Finally, if you have high quality content on your website, it makes sense that some people will link directly to some of these deeper pages as well as the homepage. For this reason ensure that a good percentage of your incoming links are not to your homepage. It is fine for the homepage to take the majority of the links, but not all.

So, how do you correct all the problems? It is almost certainly going to be a case of trial and error but you should have a strategy in place right from the start.

Step-By-Step Strategy to Recover from Penguin

  • Reflect for at least a couple of weeks before changing anything. It is very easy to jump in and start changing content without having a good stable baseline of rankings from which to work from. Check where your website lies in the rankings for your important keywords and wait until the dust settles.
  • Read and understand (see the links at the top of this article) exactly what Google is targeting with this update.
  • Conduct a thorough analysis of the links to your website. Calculate the percentage of incoming links containing your money keywords as their anchor text, the percentage of websites with related content that are linking to you and the percentage of incoming links to your homepage. The “Majestic SEO” website can help with some of this. As negative SEO can now be carried out, a malicious competitor may have sabotaged you by building a lot of links to your website containing your “money keywords”.
  • Over time, ensure that incoming anchor text containing your money keywords make up no more than 50% of your total incoming links. Rather than remove existing links, the best way to address this is to attract new links to your website.
  • Ensure that the percentage of websites with related content that link to you are somewhere between 10% and 60% of all incoming links.
  • Ensure that you have a significant number of incoming links to pages other than your homepage.
  • If you have exhausted your off-site checklist and have not regained your rankings, its time to target the on-site problems. Going through the rest of the quality guidelines (above), one at a time, identify which pages on your website could possibly be in violation of Google’s guidelines. You should err on the side of caution here and imagine Google at their strictest. The goal here is to brainstorm and note down any possibilities.
  • I had a lecturer at university who always said “Do the easy bits first!” If you have a lot of possible violations then you need to start off with the easy bits. Commence by removing any potential violations that were maybe accidentally included and you don’t mind removing. For example, on one of my domain’s I had an automated Search Engine Results Page (SERP) rank checker. I never used it in earnest, but the fact is, I have used it. I quite honestly didn’t realize it was in violation of the quality guidelines, but here is the thing: I don’t want it or need it anymore. Remove things like this.
  • Backup your website and address any “on-site” potential problems you might have first. Attack the most likely source of the problem. Do you have a lot of landing pages which could be observed as Doorway Pages? If yes, remove them.
  • Is your Keyword Density on the high side? If yes, then cut the percentage way down. Don’t leave anything to chance. You are looking for a major change in the SERPs here. Do the job properly. You can always reinstate your page from backup if it has a negative affect or do a more subtle change later if necessary.
  • Work your through your list of on-site potential problems, correcting each in turn.
  • Ensure you document any changes you make and keep a history of SERP positions so you can cross reference one against the other.
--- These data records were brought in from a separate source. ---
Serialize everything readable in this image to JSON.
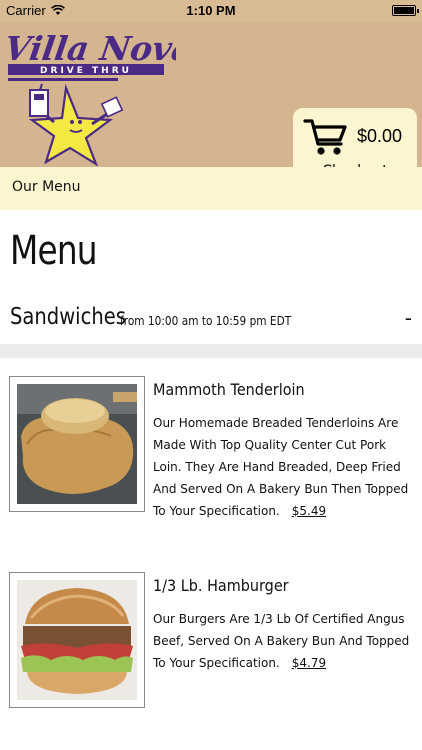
{
  "status_bar": {
    "carrier": "Carrier",
    "time": "1:10 PM"
  },
  "brand": {
    "name": "Villa Nova",
    "tagline": "DRIVE THRU"
  },
  "cart": {
    "amount": "$0.00",
    "checkout_label": "Checkout"
  },
  "nav": {
    "label": "Our Menu"
  },
  "page": {
    "title": "Menu"
  },
  "section": {
    "name": "Sandwiches",
    "hours": "from 10:00 am to 10:59 pm EDT",
    "toggle": "-"
  },
  "items": [
    {
      "name": "Mammoth Tenderloin",
      "description": "Our Homemade Breaded Tenderloins Are Made With Top Quality Center Cut Pork Loin. They Are Hand Breaded, Deep Fried And Served On A Bakery Bun Then Topped To Your Specification.",
      "price": "$5.49"
    },
    {
      "name": "1/3 Lb. Hamburger",
      "description": "Our Burgers Are 1/3 Lb Of Certified Angus Beef, Served On A Bakery Bun And Topped To Your Specification.",
      "price": "$4.79"
    }
  ],
  "colors": {
    "header_tan": "#d4b590",
    "cream": "#fbf6cf",
    "logo_purple": "#4b2a86",
    "logo_yellow": "#f4e842"
  }
}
So, no-one said it was going to be easy but a plan and a strategy is necessary.

2 thoughts on “Strategy to recover from the Google Penguin Update

  1. Pingback: Keyword Research Tool for Mac | SEO Northern Ireland

  2. Pingback: Best Cheap or Free Keyword Research Tools in 2012 | SEO Northern Ireland

Leave a Reply

Your email address will not be published. Required fields are marked *

You may use these HTML tags and attributes: <a href="" title=""> <abbr title=""> <acronym title=""> <b> <blockquote cite=""> <cite> <code> <del datetime=""> <em> <i> <q cite=""> <strike> <strong>